Professor Carla Sgrò
Senior Lecturer and Australian Research Council (ARC) Future Fellow
I am an evolutionary biologist, interested in understanding the genetic basis of adaptation to environmental change. I am also interested in exploring how evolutionary processes can be explicitly incorporated into biodiversity conservation and management.
I use a combination of techniques including clinal (field) studies of phenotypic divergence, experimental evolution, quantitative genetics and genomics to examine how organisms adapt to changing environmental conditions.
Dr Vanessa Kellermann
Australian Research Council (ARC) Discovery Early Career Researcher Award (DECRA) Fellow
For ectothermic species, temperature is one of the most important variables dictating a species distribution.
Species’ responses to climate change will be dictated by the potential for species to respond via evolution (genetic change) and/or phenotypic plasticity.
As an evolutionary biologist I am interested in examining the processes that underlie the evolution of thermal tolerances and species distributions. Using quantitative genetic and comparative methods my work has focused on examining climate related traits in tropical and temperate Drosophila species, with a focus on traits that may pose as a limit to species distributions.
Using this system, I have demonstrated both at the intra- and inter-specific level, low evolutionary potential in ecologically important traits cold and desiccation resistance.
I am also interested in how evolutionary history (phylogenetic relatedness) shapes species distributions. Examining thermal tolerances in over 90 species of Drosophila, I have dissected the role of evolutionary history and environmental selection in shaping thermal responses.
My work to date has primarily focused on evolutionary process (genetic) that shape thermal responses. In addition I plan to extend my current work to examine the role of phenotypic plasticity in shaping current species distributions.
Dr Belinda van Heerwaarden
Australian Research Council (ARC) Postdoctoral Fellow
I am interested in understanding evolutionary responses to environmental change, with a particular focus on evolutionary limits to species distributions and adaptive responses climate change. I am also interested in the role of changing environments on adaptive potential.
The ‘big’ questions my research aims to address are:
- What limits the distribution of restricted species?
- Do rainforest restricted species have a reduced adaptive potential to respond to climate change?
- How will changing environments from climate change itself influence evolutionary and plastic responses?
Dr Sandra Hangartner
Postdoctoral Research Associate
I am using quantitative genetics and theoretical population genetic approaches to examine how genetic variances and covariances between sexes and across populations change, and to understand how this influences sex-specific adaptation.
Dr Clémentine Lasne
Postdoctoral Research Associate
I used studies of populations of D. melanogaster collected from along the east coast of Australia and theoretical population genetics to do so.
PhD candidate and lab manager

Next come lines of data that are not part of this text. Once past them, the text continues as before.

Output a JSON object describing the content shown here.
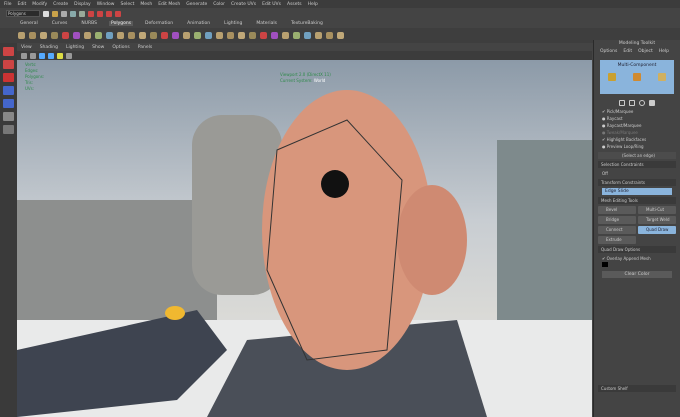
{
  "menubar": [
    "File",
    "Edit",
    "Modify",
    "Create",
    "Display",
    "Window",
    "Select",
    "Mesh",
    "Edit Mesh",
    "Generate",
    "Color",
    "Create UVs",
    "Edit UVs",
    "Assets",
    "Help"
  ],
  "status": {
    "mode": "Polygons"
  },
  "shelf_tabs": [
    {
      "label": "General"
    },
    {
      "label": "Curves"
    },
    {
      "label": "NURBS"
    },
    {
      "label": "Polygons",
      "active": true
    },
    {
      "label": "Deformation"
    },
    {
      "label": "Animation"
    },
    {
      "label": "Lighting"
    },
    {
      "label": "Materials"
    },
    {
      "label": "TextureBaking"
    }
  ],
  "viewport": {
    "menu": [
      "View",
      "Shading",
      "Lighting",
      "Show",
      "Options",
      "Panels"
    ],
    "hud_labels": [
      "Verts:",
      "Edges:",
      "Polygons:",
      "Tris:",
      "UVs:"
    ],
    "renderer": "Viewport 2.0 (DirectX 11)",
    "system_label": "Current System:",
    "system_value": "World"
  },
  "panel": {
    "title": "Modeling Toolkit",
    "menu": [
      "Options",
      "Edit",
      "Object",
      "Help"
    ],
    "multi_component": "Multi-Component",
    "options": [
      {
        "label": "Pick/Marquee",
        "checked": true
      },
      {
        "label": "Raycast"
      },
      {
        "label": "Raycast/Marquee"
      },
      {
        "label": "Tweak/Marquee",
        "disabled": true
      },
      {
        "label": "Highlight Backfaces",
        "checked": true
      },
      {
        "label": "Preview Loop/Ring"
      }
    ],
    "select_edge": "(Select an edge)",
    "selection_constraints": "Selection Constraints",
    "off": "Off",
    "transform_constraints": "Transform Constraints",
    "edge_slide": "Edge Slide",
    "mesh_editing_tools": "Mesh Editing Tools",
    "tools": [
      "Bevel",
      "Multi-Cut",
      "Bridge",
      "Target Weld",
      "Connect",
      "Quad Draw",
      "Extrude"
    ],
    "active_tool": "Quad Draw",
    "quad_draw_options": "Quad Draw Options",
    "overlay": "Overlay Append Mesh",
    "clear_color": "Clear Color",
    "custom_shelf": "Custom Shelf"
  },
  "colors": {
    "accent": "#5285a6",
    "selection": "#8ab4dc"
  }
}
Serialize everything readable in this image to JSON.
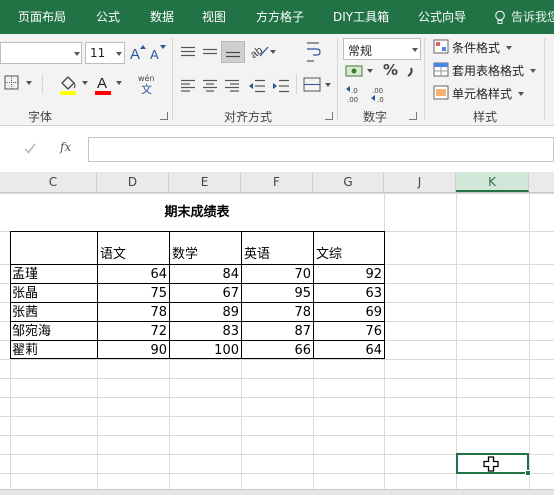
{
  "ribbon_tabs": [
    "页面布局",
    "公式",
    "数据",
    "视图",
    "方方格子",
    "DIY工具箱",
    "公式向导"
  ],
  "tell_me": "告诉我您",
  "font": {
    "size": "11",
    "group_label": "字体"
  },
  "alignment": {
    "group_label": "对齐方式"
  },
  "number": {
    "format": "常规",
    "percent_symbol": "%",
    "group_label": "数字"
  },
  "styles": {
    "conditional_format": "条件格式",
    "table_format": "套用表格格式",
    "cell_styles": "单元格样式",
    "group_label": "样式"
  },
  "formula_bar": {
    "fx": "fx",
    "content": ""
  },
  "columns": [
    "C",
    "D",
    "E",
    "F",
    "G",
    "J",
    "K"
  ],
  "selected_column": "K",
  "colors": {
    "accent": "#217346",
    "fill_highlight": "#ffff00",
    "font_red": "#ff0000"
  },
  "table": {
    "title": "期末成绩表",
    "headers": [
      "",
      "语文",
      "数学",
      "英语",
      "文综"
    ],
    "rows": [
      [
        "孟瑾",
        "64",
        "84",
        "70",
        "92"
      ],
      [
        "张晶",
        "75",
        "67",
        "95",
        "63"
      ],
      [
        "张茜",
        "78",
        "89",
        "78",
        "69"
      ],
      [
        "邹宛海",
        "72",
        "83",
        "87",
        "76"
      ],
      [
        "翟莉",
        "90",
        "100",
        "66",
        "64"
      ]
    ]
  }
}
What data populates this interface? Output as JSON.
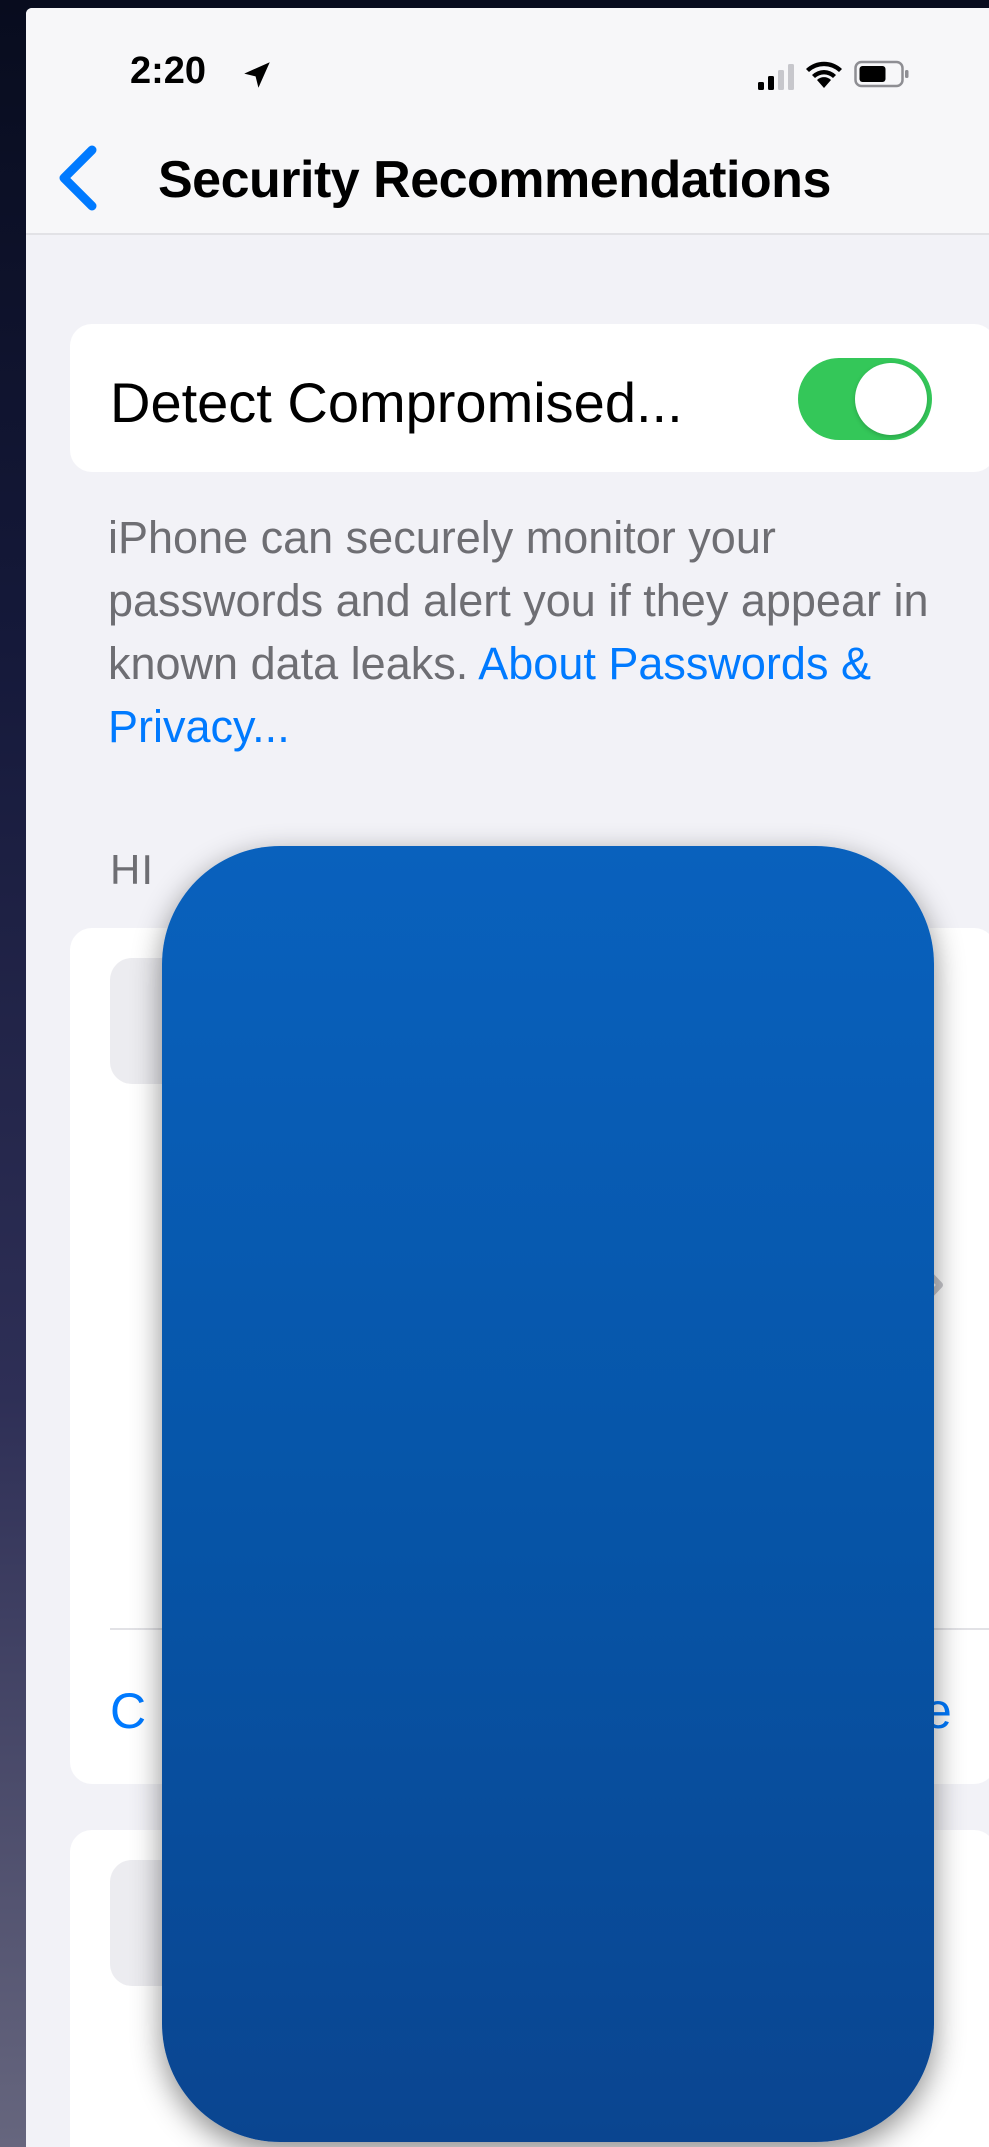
{
  "status_bar": {
    "time": "2:20",
    "icons": [
      "location-arrow-icon",
      "cellular-signal-icon",
      "wifi-icon",
      "battery-icon"
    ]
  },
  "nav": {
    "back_icon": "chevron-left-icon",
    "title": "Security Recommendations"
  },
  "detect_card": {
    "label": "Detect Compromised...",
    "toggle_on": true
  },
  "detect_footer": {
    "text": "iPhone can securely monitor your passwords and alert you if they appear in known data leaks.",
    "link_label": "About Passwords & Privacy..."
  },
  "section": {
    "header_visible_fragment": "HI"
  },
  "rec_card": {
    "action_left_fragment": "C",
    "action_right_fragment": "e",
    "chevron_icon": "chevron-right-icon"
  },
  "overlay": {
    "description": "redaction-overlay"
  },
  "colors": {
    "accent": "#007aff",
    "toggle_on": "#34c759",
    "secondary_text": "#6e6e73",
    "background": "#f2f2f7",
    "overlay": "#0655a8"
  }
}
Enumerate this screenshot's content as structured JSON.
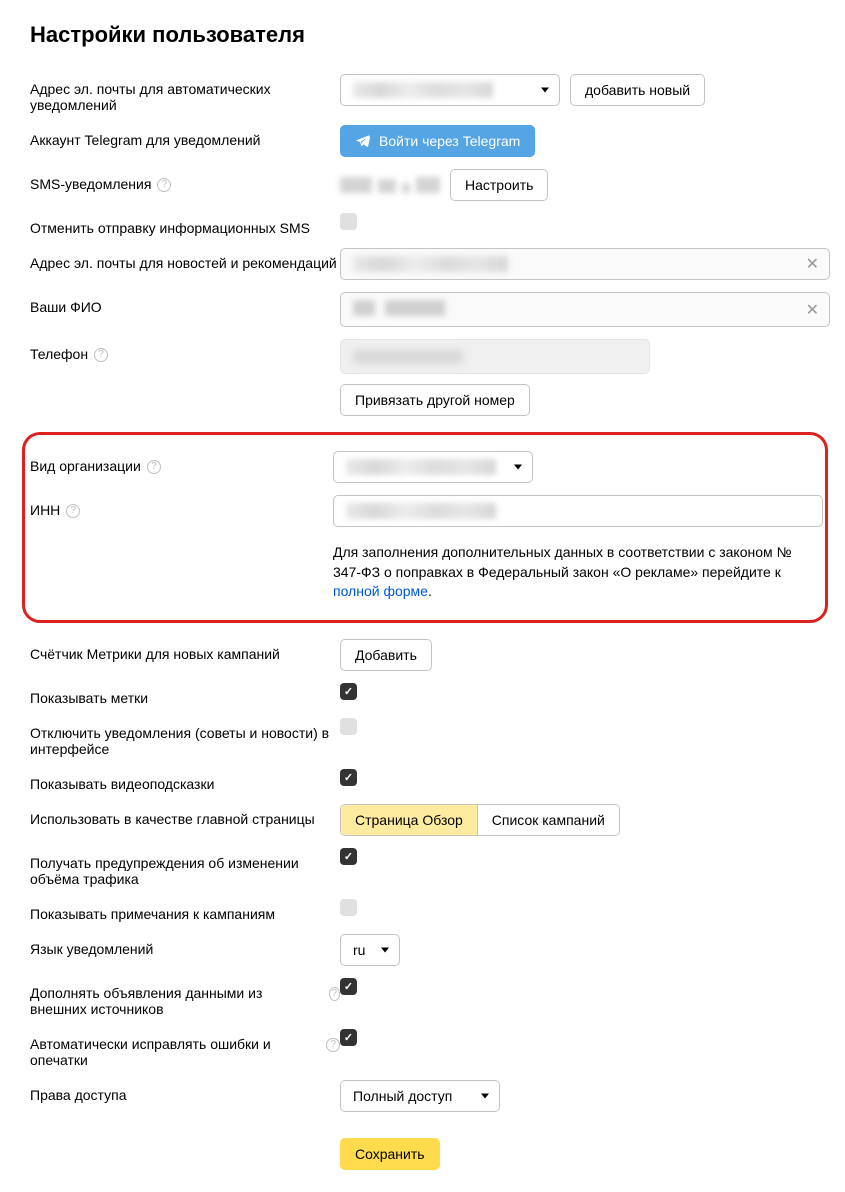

Given all that we know about the heat shock response and that various genes are up- or down-regulated during heat stress I was interested in whether total protein synthesis rate was linked to geographical patterns of heat tolerance. I further looked at transcript expression of the hsr-omega gene as this gene has strong links to climatic adaptation and is associated with controlling protein synthesis rate.
I used geographically divergent populations from climatically diverse regions to see whether differences in transcript expression of this gene, or rate of protein synthesis contribute to the differences observed between these populations in heat tolerance.
In my current role as a researcher in Carla’s lab I have broadened my interests from asking questions about genes and mechanisms to using quantitative genetic experiments to ask questions about heritability of stress traits within diverse species of Drosophila and Scaptodrosophila.
The focus of my PhD is to understand how temperature and nutrition interact to affect animal responses to environmental change.
I am using a combination of phenotypic manipulation and experimental evolution to do so.
The aim of my PhD is to understand how developmental timing is affected by the combined effects of temperature and nutrition.
Working with D. melanogaster, I will use a combination of phenotypic manipulations, assessments of a newly derived panel of isogenic lines and experimental evolution to do so.
I will use experimental evolution in D. melanogaster to understand how adaptation to the combined effect of nutrition and thermal stress during development affects thermal stress resistance of larvae.